Dancing in the street - Autumn 2019

“I’m learning skills that will help me for the rest of my life,” enthuses 13-year-old Alicia from Quibdó. “The project has kept me and my friends away from violence and helped us discover our talents.

"Horrible things used to happen at home that made me cry and made me angry. I didn’t know what to do so I used to self-harm - it was the only thing that calmed me down. Now I’ve left that all behind and express myself through dancing and singing! It’s taught me to respect my body and share my emotions instead of bottling them up. Dancing inspires me and makes me happy!

People have a negative image of our neighbourhood. They’re scared to come here because they think we are all bad people and drug addicts. It is true that life here is tough – some boys from my street have joined gangs and many girls my age are pregnant.
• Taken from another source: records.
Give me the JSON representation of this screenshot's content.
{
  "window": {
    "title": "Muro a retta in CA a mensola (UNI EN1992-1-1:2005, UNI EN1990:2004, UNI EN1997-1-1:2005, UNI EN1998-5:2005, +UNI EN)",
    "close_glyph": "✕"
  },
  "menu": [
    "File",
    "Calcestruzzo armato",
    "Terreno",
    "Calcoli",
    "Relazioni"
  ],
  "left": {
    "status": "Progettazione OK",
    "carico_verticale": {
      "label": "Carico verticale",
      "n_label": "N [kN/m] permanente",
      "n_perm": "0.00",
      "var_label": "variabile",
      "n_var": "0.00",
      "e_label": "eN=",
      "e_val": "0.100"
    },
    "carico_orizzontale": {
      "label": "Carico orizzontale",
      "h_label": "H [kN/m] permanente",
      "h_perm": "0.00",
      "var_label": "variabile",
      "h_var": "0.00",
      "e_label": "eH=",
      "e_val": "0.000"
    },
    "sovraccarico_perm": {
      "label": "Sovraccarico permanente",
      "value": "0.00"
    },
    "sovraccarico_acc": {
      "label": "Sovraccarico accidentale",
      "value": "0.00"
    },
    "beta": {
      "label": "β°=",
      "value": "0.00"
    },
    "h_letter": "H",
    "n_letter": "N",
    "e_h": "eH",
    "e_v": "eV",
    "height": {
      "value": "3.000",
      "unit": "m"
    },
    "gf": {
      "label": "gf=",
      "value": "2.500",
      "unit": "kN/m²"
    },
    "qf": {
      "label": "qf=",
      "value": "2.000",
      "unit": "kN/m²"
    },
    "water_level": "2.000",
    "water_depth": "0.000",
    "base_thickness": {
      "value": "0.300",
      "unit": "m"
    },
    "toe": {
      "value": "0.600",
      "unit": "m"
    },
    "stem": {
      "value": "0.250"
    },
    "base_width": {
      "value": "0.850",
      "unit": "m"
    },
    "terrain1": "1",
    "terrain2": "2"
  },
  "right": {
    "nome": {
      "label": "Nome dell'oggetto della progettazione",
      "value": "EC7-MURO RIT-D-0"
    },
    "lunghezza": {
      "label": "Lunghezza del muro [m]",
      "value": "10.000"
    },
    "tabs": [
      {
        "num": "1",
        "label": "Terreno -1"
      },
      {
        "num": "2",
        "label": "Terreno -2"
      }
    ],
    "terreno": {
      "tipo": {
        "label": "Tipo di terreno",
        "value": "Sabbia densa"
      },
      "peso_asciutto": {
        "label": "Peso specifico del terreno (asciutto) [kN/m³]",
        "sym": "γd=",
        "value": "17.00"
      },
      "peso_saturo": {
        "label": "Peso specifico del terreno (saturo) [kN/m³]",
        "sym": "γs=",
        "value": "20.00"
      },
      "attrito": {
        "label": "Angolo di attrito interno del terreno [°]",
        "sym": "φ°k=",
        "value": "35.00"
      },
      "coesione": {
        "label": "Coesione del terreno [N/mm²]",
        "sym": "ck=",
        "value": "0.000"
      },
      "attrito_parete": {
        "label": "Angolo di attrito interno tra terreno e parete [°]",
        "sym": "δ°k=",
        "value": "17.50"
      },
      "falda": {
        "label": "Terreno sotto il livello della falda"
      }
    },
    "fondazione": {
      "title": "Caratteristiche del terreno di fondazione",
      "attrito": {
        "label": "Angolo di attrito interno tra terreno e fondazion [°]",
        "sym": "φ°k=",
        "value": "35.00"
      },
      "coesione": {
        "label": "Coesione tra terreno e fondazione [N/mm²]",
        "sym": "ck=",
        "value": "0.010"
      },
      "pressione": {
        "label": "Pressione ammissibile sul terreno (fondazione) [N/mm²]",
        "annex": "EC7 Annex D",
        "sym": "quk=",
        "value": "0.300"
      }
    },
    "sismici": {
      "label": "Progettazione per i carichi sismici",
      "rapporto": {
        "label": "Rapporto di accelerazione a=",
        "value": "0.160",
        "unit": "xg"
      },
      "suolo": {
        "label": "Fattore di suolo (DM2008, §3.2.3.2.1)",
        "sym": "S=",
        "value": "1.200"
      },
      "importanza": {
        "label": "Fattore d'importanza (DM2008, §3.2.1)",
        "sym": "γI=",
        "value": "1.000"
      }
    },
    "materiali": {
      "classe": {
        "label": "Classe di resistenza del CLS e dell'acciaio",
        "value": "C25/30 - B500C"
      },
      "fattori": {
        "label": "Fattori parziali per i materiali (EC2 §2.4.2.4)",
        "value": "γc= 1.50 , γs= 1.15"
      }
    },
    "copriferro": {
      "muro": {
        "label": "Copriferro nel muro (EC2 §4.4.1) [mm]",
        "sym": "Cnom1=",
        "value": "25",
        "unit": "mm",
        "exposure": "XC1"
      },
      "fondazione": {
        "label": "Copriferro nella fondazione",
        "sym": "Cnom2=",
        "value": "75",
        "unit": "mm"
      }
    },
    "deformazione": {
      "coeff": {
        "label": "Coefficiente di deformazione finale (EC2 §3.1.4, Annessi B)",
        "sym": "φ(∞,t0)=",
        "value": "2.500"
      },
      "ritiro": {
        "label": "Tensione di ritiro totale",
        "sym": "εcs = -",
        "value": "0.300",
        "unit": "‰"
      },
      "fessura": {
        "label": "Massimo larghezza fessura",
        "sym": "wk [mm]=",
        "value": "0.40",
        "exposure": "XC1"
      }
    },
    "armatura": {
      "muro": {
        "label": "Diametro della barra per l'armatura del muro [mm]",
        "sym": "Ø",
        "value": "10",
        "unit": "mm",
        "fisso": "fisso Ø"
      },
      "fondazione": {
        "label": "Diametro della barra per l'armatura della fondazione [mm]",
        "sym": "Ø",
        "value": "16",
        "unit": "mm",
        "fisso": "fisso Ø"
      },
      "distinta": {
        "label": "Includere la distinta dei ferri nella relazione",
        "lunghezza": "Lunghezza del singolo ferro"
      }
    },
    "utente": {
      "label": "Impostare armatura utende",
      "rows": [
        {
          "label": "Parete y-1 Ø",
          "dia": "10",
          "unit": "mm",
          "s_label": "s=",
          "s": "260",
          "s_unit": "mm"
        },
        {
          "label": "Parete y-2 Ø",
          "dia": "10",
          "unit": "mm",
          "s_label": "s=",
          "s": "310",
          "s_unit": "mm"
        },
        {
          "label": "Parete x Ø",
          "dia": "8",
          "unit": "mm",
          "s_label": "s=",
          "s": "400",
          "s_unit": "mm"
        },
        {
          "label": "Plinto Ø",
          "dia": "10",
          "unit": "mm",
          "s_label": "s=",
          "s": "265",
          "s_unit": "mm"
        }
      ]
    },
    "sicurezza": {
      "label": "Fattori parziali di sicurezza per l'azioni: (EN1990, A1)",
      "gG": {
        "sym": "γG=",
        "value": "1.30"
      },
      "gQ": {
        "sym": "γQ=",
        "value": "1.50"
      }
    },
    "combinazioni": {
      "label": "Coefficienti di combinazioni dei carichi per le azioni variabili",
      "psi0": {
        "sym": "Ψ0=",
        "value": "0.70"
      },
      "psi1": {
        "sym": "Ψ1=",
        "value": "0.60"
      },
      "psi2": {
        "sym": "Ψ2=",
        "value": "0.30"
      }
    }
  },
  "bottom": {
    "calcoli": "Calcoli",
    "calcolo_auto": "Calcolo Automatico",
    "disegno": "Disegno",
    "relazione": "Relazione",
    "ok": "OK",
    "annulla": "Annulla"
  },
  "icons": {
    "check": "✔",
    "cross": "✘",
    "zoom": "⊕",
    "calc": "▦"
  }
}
Their parents are hardly ever around to pay them attention.

As part of the project, we’ve put on plays and dance performances which have helped people in the city to see a different side to our neighbourhood. They’ve seen that people here work hard, have talent and a desire to do something positive with their lives.

Children in my class used to say rude things to me about where I am from, but since watching me perform in public they see me differently. I have more friends now and they want me to teach them what I’ve learnt.”

Download the full newsletter as a PDF here 


The chance of a better education : Spring 2019

“Me and my friends dream of getting a better education,” says 12-year old Cristina. She lives with her mum in a small village on the banks of the San Juan River, which flows through the jungles of western Colombia into the Pacific Ocean. 

As in other remote parts of Colombia, schools in the San Juan region face huge challenges – attainment is far below the national average, buildings are crumbling and poorly-equipped, and it is extremely difficult to find teachers who are willing to work there. Classrooms are being deserted as more and more pupils drop out to work or join armed groups – both seemingly attractive options for children living in extreme poverty.

“It’s beautiful where I live,” she told us, “but there’s lots of things we don’t have – healthcare, good housing, education – and the armed conflict is causing us more and more problems.”

We believe that just because Cristina and her classmates live in one of the remotest parts of their country, it doesn’t mean they should have fewer opportunities than children elsewhere. 

Download the full newsletter as a PDF here